## About this exercise
Determine how many lines of the entries that follow contain "stats", and respond with that number alone.

(Component data from apps and pages)

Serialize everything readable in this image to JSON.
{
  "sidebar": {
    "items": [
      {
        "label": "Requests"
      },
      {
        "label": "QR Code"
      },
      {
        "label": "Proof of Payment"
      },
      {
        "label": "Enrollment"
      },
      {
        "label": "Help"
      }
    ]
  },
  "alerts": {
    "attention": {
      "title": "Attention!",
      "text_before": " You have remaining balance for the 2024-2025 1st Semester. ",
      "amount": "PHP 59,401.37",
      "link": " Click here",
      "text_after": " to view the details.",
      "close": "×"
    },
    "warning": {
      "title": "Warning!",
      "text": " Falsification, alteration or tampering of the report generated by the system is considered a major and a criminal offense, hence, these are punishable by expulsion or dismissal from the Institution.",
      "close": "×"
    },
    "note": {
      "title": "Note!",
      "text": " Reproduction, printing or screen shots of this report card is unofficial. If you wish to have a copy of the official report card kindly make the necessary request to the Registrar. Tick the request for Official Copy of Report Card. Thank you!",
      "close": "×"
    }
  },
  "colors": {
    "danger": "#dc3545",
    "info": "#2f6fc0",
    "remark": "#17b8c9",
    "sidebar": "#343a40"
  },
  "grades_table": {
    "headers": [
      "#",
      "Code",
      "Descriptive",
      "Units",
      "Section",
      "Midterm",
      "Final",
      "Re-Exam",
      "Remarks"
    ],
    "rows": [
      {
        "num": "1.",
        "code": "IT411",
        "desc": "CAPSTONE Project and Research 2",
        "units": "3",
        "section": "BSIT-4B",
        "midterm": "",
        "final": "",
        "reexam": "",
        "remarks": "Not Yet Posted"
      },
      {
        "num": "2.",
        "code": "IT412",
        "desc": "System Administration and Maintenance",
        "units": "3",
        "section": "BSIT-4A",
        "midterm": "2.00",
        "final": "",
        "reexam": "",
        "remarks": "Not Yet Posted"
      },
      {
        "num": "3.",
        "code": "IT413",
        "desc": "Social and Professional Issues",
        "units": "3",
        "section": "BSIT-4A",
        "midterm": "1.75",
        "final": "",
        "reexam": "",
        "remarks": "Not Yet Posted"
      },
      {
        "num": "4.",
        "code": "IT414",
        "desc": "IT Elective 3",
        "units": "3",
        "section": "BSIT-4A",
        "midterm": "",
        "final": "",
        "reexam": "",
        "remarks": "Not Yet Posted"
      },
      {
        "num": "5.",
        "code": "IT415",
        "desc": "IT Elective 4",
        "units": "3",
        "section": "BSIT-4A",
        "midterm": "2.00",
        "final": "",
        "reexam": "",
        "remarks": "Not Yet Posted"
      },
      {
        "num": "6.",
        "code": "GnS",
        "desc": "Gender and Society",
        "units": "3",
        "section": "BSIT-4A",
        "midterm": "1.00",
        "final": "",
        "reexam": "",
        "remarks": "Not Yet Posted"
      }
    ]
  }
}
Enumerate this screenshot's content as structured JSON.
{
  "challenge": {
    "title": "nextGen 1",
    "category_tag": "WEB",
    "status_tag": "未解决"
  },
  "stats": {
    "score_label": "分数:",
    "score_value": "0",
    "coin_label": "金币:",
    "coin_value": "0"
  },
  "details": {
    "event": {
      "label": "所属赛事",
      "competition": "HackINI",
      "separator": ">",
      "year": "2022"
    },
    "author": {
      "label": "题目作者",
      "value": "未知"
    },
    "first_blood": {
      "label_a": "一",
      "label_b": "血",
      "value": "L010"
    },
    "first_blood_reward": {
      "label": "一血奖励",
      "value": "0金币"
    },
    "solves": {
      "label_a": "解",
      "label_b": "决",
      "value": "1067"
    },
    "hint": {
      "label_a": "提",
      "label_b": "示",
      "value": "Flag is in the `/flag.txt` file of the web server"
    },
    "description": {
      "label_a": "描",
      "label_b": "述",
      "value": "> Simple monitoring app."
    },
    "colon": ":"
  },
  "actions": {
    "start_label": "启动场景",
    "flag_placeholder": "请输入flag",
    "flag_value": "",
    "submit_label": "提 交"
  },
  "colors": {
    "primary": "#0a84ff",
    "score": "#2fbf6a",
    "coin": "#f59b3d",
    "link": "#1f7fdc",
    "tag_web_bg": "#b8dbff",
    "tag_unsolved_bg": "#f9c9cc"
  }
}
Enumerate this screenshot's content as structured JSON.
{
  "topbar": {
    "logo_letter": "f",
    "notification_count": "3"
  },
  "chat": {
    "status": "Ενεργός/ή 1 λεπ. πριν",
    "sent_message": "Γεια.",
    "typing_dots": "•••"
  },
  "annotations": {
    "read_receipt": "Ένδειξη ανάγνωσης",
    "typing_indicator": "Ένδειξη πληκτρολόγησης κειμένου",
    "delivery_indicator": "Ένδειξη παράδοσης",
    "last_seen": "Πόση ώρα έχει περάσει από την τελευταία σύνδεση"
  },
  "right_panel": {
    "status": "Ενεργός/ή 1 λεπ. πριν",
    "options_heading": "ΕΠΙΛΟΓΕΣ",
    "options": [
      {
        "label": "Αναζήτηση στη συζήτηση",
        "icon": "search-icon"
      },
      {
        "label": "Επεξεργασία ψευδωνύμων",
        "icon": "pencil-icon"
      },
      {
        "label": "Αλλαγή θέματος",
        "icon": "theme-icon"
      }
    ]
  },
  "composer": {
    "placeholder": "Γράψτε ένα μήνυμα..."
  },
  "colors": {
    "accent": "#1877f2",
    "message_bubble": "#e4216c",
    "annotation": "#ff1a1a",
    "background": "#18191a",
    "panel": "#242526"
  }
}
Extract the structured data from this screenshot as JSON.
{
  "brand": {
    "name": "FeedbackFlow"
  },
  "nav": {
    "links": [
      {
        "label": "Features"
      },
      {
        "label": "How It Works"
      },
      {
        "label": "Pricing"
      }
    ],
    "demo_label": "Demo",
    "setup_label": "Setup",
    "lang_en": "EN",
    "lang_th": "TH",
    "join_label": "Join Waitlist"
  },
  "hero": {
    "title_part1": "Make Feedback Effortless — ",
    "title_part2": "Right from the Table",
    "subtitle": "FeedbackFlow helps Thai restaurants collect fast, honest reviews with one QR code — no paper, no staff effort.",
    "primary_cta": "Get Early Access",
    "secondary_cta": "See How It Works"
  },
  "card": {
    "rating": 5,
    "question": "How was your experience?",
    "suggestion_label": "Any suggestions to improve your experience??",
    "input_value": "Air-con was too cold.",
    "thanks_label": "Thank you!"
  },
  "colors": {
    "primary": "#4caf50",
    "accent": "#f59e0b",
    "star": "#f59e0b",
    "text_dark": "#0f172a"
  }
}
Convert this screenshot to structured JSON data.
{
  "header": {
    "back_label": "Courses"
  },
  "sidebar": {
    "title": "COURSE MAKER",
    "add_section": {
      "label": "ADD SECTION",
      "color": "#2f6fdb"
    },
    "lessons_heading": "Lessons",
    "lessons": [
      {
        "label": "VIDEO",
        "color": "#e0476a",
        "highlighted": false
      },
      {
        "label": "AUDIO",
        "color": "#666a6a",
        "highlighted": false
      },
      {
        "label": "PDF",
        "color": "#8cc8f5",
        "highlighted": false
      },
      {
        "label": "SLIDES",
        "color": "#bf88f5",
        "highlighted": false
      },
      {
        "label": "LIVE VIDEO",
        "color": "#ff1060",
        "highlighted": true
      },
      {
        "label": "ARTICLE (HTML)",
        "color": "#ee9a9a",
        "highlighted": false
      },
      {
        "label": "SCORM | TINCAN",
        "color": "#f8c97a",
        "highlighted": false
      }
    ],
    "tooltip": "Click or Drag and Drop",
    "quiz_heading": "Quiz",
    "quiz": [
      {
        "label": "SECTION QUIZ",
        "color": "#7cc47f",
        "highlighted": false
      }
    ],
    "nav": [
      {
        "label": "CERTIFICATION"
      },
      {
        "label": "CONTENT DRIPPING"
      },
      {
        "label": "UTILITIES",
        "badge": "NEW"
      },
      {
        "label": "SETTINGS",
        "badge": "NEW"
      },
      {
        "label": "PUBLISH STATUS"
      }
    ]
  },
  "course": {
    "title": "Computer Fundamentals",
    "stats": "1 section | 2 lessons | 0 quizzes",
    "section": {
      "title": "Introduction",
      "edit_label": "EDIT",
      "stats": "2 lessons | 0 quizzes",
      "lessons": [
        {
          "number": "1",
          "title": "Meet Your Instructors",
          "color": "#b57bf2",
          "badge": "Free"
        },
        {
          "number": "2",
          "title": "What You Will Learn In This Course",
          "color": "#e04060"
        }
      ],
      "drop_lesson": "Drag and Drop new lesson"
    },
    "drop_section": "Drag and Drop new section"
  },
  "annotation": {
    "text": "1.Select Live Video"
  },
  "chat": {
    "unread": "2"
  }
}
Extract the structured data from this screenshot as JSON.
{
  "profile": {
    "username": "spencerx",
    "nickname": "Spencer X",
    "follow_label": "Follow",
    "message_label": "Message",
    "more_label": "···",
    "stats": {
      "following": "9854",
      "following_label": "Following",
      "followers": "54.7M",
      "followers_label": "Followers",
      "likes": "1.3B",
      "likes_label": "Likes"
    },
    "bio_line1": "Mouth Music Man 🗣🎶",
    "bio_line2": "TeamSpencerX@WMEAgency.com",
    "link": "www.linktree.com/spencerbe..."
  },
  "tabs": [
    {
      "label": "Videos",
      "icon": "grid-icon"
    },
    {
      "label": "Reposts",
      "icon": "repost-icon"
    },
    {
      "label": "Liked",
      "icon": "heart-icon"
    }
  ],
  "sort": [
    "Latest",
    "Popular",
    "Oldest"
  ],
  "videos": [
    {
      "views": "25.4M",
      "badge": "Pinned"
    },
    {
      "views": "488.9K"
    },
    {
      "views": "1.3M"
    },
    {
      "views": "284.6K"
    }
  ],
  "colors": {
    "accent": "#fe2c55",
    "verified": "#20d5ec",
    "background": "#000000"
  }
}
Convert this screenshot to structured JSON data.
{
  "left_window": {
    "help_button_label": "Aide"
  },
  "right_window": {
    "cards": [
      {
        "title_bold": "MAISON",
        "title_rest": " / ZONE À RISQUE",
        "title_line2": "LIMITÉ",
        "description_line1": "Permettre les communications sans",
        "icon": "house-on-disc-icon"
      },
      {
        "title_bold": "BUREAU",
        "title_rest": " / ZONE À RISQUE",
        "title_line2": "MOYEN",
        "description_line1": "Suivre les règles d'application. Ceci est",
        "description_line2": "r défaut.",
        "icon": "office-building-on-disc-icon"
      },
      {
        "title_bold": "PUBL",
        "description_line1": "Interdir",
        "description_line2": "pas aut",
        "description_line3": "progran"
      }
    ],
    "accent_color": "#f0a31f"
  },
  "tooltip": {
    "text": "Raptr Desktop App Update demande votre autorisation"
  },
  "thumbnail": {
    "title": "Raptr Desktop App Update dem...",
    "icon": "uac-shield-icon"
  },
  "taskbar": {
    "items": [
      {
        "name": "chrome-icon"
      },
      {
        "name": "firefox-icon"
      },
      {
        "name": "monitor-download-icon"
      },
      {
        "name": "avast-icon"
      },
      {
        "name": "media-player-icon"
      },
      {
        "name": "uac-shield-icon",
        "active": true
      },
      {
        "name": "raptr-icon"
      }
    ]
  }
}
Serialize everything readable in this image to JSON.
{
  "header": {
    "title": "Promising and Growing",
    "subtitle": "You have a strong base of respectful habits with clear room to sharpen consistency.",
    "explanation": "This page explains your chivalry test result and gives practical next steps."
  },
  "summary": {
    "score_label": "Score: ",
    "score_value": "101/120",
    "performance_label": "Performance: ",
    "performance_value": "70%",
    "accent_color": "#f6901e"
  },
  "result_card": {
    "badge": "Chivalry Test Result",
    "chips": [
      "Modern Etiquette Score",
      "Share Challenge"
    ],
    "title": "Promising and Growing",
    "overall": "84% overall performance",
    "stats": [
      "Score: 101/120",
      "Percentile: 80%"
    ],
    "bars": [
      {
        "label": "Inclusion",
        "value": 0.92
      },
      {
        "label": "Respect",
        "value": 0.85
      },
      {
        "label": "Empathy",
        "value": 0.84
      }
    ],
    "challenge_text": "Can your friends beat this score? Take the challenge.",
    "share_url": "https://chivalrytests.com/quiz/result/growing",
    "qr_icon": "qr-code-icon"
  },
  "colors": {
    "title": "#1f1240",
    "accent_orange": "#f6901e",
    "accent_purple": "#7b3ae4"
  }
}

## Task solution
5